Jane’O is now happily in her third anchorage since arriving on the leeward side of the island, so I figured it’s time for an update on the places we visited.

Kawaihae Harbor

Our first anchor spot was surprisingly close to shore. We anchored tucked in a little bit based on a post from the Coast Pilot in about 30 feet of water. It seemed kinda close to me, but we calculated that we would have had to have had a lot of wind blowing us to shore. It was hard to find a sandy patch since it was dark, but my amazing light saved the day, cutting through the 30 feet of water and confirming what the chart already said: this is a sandy bottom area.

We had to do some quick calculations to ensure that we wouldn’t float into the channel either. It was kind of a tight fit, but after a long sail through a tough channel, we set the anchor pretty hard and crossed our fingers. Seems like we were set really well, as we never moved much.

This anchoring location was great. The trade winds were blowing hard from the east or southeast, keeping us far from shore, but even when there was a fresh ocean breeze, we were still far enough away from the land to let me sleep well. Where the boat was there were hardly ever any whitecaps, even when it was blowing upwards of 35 knots in the harbor. The harbor had a few boats in there that were getting kicked around pretty hard, but we were quite happy just outside the harbor.

The harbor is designed mostly as a commercial harbor, so it didn’t offer any slips or even allow for temporary docking. There were some amazing tug boats dragging tons of fuel into the dock. They came from Honolulu most often, dropping off fuel to keep the big island powered up. We kept our AIS on at night to ensure that the ships coming in saw Jane’O clearly out of the channel.

We were able to tie our dinghy up to the launch ramp and get some food and even some fresh vegetables at a local farm stand. It was nice, but we wanted to move further south.
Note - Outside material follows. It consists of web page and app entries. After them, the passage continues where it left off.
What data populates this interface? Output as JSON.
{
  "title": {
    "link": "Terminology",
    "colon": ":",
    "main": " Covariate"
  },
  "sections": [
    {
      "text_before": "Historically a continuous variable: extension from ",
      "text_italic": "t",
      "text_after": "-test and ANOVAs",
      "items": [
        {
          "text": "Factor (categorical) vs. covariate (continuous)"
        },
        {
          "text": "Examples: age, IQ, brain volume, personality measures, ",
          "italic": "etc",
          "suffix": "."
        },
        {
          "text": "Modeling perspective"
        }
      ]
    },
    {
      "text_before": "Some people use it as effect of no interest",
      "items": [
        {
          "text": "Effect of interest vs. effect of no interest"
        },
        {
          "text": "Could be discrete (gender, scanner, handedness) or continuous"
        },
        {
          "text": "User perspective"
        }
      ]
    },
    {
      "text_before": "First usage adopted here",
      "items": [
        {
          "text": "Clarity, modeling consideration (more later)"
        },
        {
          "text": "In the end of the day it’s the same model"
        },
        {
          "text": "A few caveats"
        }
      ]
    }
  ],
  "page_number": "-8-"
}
Anaehoomalu Bay, as mentioned in my last post, is called A-Bay. I rounded up a few locals -- Joshua, his wife (I am sorry I can’t remember her name), and Jerry. After a fantastically easy sail south, these three helped us find a good spot in A-Bay, using an unused mooring ball owned by the hotel. It was a Mariott, and they were very friendly; I would highly recommend it! There were several good places to eat nearby, but you had to hike across some pretty serious lava rock or take the long way via the road to get from the beach to anyplace reasonable. And they were only reasonable. The wine bar was a nice addition.

Swimmers would routinely come out to visit us, even though it was about 300 yards from the beach.

There were also some petroglyphs close to the hotel that Ed and I hiked out to one day, along the Kings Trail. Pretty spectacular.

(you might need to scroll down for more)

Kailua Bay

And that’s where Jane’O is now. We found some tourists at the hotel who assisted us on the transit south. Ed had hurt his back so for a complete change in pace he didn’t do much on this trip (despite my repeated attempts at sarcastically complaining about him doing nothing). He still wanted to do things even though he was in a bunch of pain. They say doctors make terrible patients; now I have experienced that first hand!

This bay is quite different from A-Bay. There are tons of restaurants and shopping there, along with some homeless people hanging around near the dinghy dock. We ended up anchoring in a swell-laden zone and moved the boat a little further northwest for a better ride at night.

And the story continues! I’m just now starting to think about the return trip and the work to get ready for that, as well as a trip out to Maui.

I will post more often!